IIO

- comingin contact with the soil at the surface thereof. It will also be apparent that the sleeve prevents the post from being forced out of the ground by the freezing thereof and that the sleeve may be readily pushed back into position.

What I claim isl. The combination of a wooden fence-post provided with upper and lower longitudinal bores andhaving an'intermediate solid p0rtion and provided with transverse perforations located beneath the surface of the ground and communicating with the lower longitudinal bore, vertical ribs arranged at the lower portion of the post and offsetfrom the said perforations, and a sleeve loosely supported by the ribs and adapted to shield the transverse perforations, substantially as described.

2. The combination of a wooden post provided with a longitudinal bore and having transverse perforations communicating with the bore and located below the surface of the ground, said post being rectangular in cross-section and provided at the surface of the ground with a solid portion, thevertical strips secured to the post at the corners thereof and offset from the transverse perforations, and a sleeve supported by the ribs and forming a shield for the perfor-ations, substantially as described.

3. A wooden fence-post provided with upper and lower longitudinal bores adapted to contain a preservative, said post being provided between the bores with-an intermediate solid portion designed to be located at the surface of the ground, substantially as described.

4:.' The combination of a wooden fence-post provided at its bottom with a longitudinal bore and having a transverse perforation communicating with the bore at the upper portion thereof, said post being provided at the surface of the ground with a solid portion, a removable plug fitting in the bore, and a sleeve surrounding the post at the lower portion thereof and spaced vfrom the same at thev transverse perforation and forming a shield for the latter, substantially as described.

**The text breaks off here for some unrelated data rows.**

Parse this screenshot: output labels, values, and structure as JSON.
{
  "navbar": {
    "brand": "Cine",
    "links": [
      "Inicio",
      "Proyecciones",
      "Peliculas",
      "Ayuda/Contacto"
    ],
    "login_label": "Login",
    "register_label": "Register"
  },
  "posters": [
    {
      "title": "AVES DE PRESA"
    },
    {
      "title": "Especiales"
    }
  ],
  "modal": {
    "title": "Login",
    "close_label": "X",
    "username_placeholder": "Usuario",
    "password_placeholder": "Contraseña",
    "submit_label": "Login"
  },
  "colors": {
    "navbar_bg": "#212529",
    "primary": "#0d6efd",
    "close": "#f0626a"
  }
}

5. The combination of a wooden fence-post' having a solid portion at the surface of the ground and provided at its bottom with a longitudinal bore and having an inclined per foration or passage at the upper portion of the bore, said inclined passage extending downward and inward, and a sleeve surroundL ing the post and spaced therefrom at the transverse or inclined perforation or passage and forming a shield for the latter, substantiaily as described.

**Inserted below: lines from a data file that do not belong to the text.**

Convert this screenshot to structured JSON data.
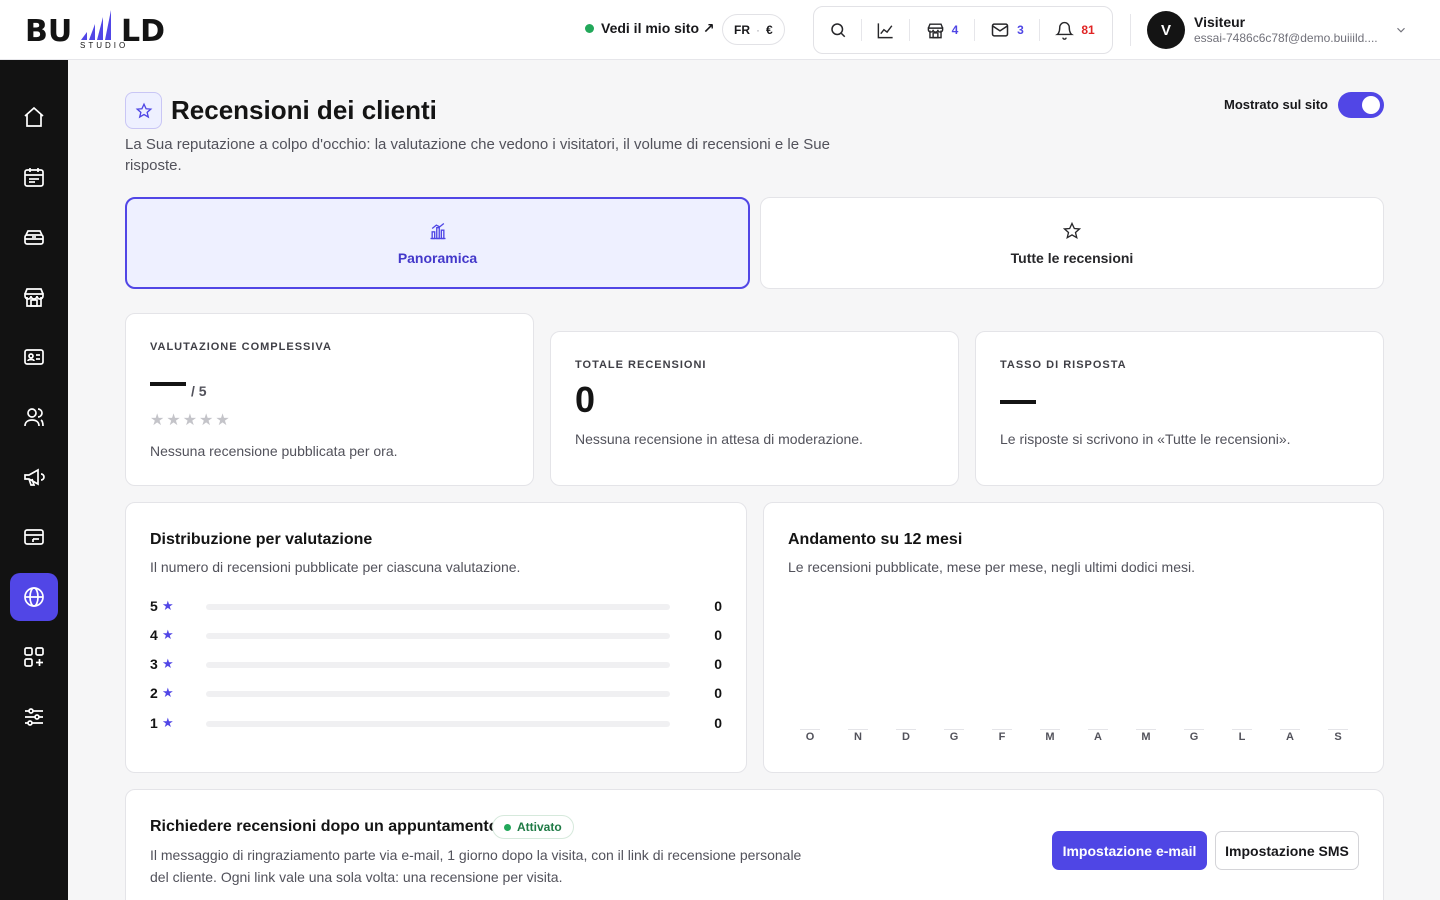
{
  "brand": {
    "logo_text": "BU LD",
    "logo_sub": "STUDIO"
  },
  "topbar": {
    "site_link": "Vedi il mio sito ↗",
    "lang": "FR",
    "currency": "€",
    "tools": [
      {
        "icon": "search-icon",
        "count": ""
      },
      {
        "icon": "chart-line-icon",
        "count": ""
      },
      {
        "icon": "store-icon",
        "count": "4"
      },
      {
        "icon": "mail-icon",
        "count": "3"
      },
      {
        "icon": "bell-icon",
        "count": "81"
      }
    ],
    "user": {
      "initial": "V",
      "name": "Visiteur",
      "email": "essai-7486c6c78f@demo.buiiild...."
    }
  },
  "sidebar": {
    "items": [
      {
        "icon": "home-icon",
        "active": false
      },
      {
        "icon": "calendar-icon",
        "active": false
      },
      {
        "icon": "tray-stack-icon",
        "active": false
      },
      {
        "icon": "store-icon",
        "active": false
      },
      {
        "icon": "contact-card-icon",
        "active": false
      },
      {
        "icon": "users-icon",
        "active": false
      },
      {
        "icon": "megaphone-icon",
        "active": false
      },
      {
        "icon": "credit-card-icon",
        "active": false
      },
      {
        "icon": "globe-icon",
        "active": true
      },
      {
        "icon": "apps-add-icon",
        "active": false
      },
      {
        "icon": "sliders-icon",
        "active": false
      }
    ]
  },
  "header": {
    "title": "Recensioni dei clienti",
    "description": "La Sua reputazione a colpo d'occhio: la valutazione che vedono i visitatori, il volume di recensioni e le Sue risposte.",
    "toggle_label": "Mostrato sul sito",
    "toggle_on": true
  },
  "tabs": [
    {
      "label": "Panoramica",
      "icon": "bar-chart-icon",
      "active": true
    },
    {
      "label": "Tutte le recensioni",
      "icon": "star-outline-icon",
      "active": false
    }
  ],
  "stats": {
    "overall": {
      "label": "VALUTAZIONE COMPLESSIVA",
      "value": "—",
      "out_of": "/ 5",
      "stars": "★★★★★",
      "sub": "Nessuna recensione pubblicata per ora."
    },
    "total": {
      "label": "TOTALE RECENSIONI",
      "value": "0",
      "sub": "Nessuna recensione in attesa di moderazione."
    },
    "rate": {
      "label": "TASSO DI RISPOSTA",
      "value": "—",
      "sub": "Le risposte si scrivono in «Tutte le recensioni»."
    }
  },
  "distribution": {
    "title": "Distribuzione per valutazione",
    "description": "Il numero di recensioni pubblicate per ciascuna valutazione.",
    "rows": [
      {
        "rating": "5",
        "count": 0
      },
      {
        "rating": "4",
        "count": 0
      },
      {
        "rating": "3",
        "count": 0
      },
      {
        "rating": "2",
        "count": 0
      },
      {
        "rating": "1",
        "count": 0
      }
    ]
  },
  "trend": {
    "title": "Andamento su 12 mesi",
    "description": "Le recensioni pubblicate, mese per mese, negli ultimi dodici mesi.",
    "months": [
      "O",
      "N",
      "D",
      "G",
      "F",
      "M",
      "A",
      "M",
      "G",
      "L",
      "A",
      "S"
    ]
  },
  "request": {
    "title": "Richiedere recensioni dopo un appuntamento",
    "badge": "Attivato",
    "description": "Il messaggio di ringraziamento parte via e-mail, 1 giorno dopo la visita, con il link di recensione personale del cliente. Ogni link vale una sola volta: una recensione per visita.",
    "email_button": "Impostazione e-mail",
    "sms_button": "Impostazione SMS"
  },
  "colors": {
    "accent": "#5146e6",
    "sidebar_bg": "#121212",
    "success": "#22a85a",
    "danger": "#e02424"
  }
}
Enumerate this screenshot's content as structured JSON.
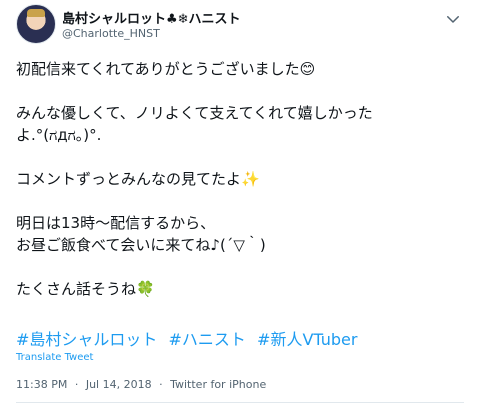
{
  "user": {
    "display_name": "島村シャルロット♣❄ハニスト",
    "handle": "@Charlotte_HNST"
  },
  "tweet": {
    "line1": "初配信来てくれてありがとうございました😊",
    "line2a": "みんな優しくて、ノリよくて支えてくれて嬉しかった",
    "line2b": "よ.°(ಗдಗ。)°.",
    "line3": "コメントずっとみんなの見てたよ✨",
    "line4a": "明日は13時〜配信するから、",
    "line4b": "お昼ご飯食べて会いに来てね♪(´▽｀)",
    "line5": "たくさん話そうね🍀",
    "hashtags": [
      "#島村シャルロット",
      "#ハニスト",
      "#新人VTuber"
    ],
    "translate_label": "Translate Tweet",
    "time": "11:38 PM",
    "sep1": "·",
    "date": "Jul 14, 2018",
    "sep2": "·",
    "source": "Twitter for iPhone"
  },
  "icons": {
    "avatar": "avatar-image",
    "more": "chevron-down-icon"
  },
  "colors": {
    "link": "#1d9bf0",
    "muted": "#536471",
    "text": "#0f1419"
  }
}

In testimony that I claim the foregoing as my own l have hereto affixed my Signature in the presence of two Witnesses.

JOHN S. MARTIN.

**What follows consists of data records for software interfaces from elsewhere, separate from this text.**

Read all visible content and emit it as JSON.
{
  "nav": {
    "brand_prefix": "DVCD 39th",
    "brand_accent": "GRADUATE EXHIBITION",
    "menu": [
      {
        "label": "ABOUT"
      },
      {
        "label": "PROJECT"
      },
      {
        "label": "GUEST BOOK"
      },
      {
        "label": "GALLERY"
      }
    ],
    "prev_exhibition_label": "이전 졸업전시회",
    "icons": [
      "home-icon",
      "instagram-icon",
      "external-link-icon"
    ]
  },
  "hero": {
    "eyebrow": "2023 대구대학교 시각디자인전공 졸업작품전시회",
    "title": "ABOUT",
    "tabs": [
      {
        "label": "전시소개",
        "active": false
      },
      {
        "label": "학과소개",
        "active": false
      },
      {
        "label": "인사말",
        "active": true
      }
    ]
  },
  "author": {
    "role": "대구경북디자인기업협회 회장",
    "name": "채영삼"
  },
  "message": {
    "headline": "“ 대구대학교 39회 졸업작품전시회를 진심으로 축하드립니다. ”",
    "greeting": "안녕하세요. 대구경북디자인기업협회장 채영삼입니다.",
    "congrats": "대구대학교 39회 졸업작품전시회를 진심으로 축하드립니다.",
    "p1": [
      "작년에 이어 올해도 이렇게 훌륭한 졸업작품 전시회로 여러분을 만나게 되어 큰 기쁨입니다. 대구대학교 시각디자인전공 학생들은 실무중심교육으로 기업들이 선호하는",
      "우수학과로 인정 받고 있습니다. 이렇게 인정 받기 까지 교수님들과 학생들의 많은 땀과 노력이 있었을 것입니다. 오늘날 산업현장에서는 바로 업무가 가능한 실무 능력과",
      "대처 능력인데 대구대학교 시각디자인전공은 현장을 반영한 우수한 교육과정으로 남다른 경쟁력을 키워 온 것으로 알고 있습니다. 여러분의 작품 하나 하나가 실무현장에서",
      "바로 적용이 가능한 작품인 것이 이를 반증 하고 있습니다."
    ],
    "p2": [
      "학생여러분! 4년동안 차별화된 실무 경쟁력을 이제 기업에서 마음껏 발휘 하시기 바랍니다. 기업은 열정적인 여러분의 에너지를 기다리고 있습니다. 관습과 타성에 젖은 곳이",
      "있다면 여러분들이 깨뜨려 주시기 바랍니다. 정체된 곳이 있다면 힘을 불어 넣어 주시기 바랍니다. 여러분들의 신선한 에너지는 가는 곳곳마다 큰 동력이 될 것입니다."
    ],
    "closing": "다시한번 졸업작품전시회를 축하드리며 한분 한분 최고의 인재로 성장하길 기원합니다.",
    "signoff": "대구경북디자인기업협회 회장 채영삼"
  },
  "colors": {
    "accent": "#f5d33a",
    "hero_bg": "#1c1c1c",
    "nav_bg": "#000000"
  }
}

Witnesses E. G. WILLIsoN, R. L. OBERLIN.

Referenced by
Citing PatentFiling datePublication dateApplicantTitle
US3345040 *Aug 26, 1965Oct 3, 1967Rivelli Joseph AChain link fencing
US4920715 *Apr 3, 1989May 1, 1990Shakespeare CompanyBreakaway utility pole
US6098361 *Mar 11, 1998Aug 8, 2000Pom, Inc.Parking meter anchor system
US6622436Jun 2, 2000Sep 23, 2003Kevin Robert KretschGoose barrier
US6626391 *May 21, 2001Sep 30, 2003Lake Restoration, Inc.Retractable fence having a line dispenser
US7363751Nov 2, 2006Apr 29, 2008Shakespeare Composite Structures, LlcWound-in tenon/wound-in tenon collar for attachment of luminaire
US7490964Jun 26, 2006Feb 17, 2009Genlyte Thomas Group LlcModular pole system for a light fixture
US8061666Aug 5, 2008Nov 22, 2011Philips Electronics LtdAdapter assembly for pole luminaire
US20130042544 *Jan 27, 2011Feb 21, 2013Gordon SabineBird control system
Classifications
Cooperative ClassificationY10S256/01, E04H12/2269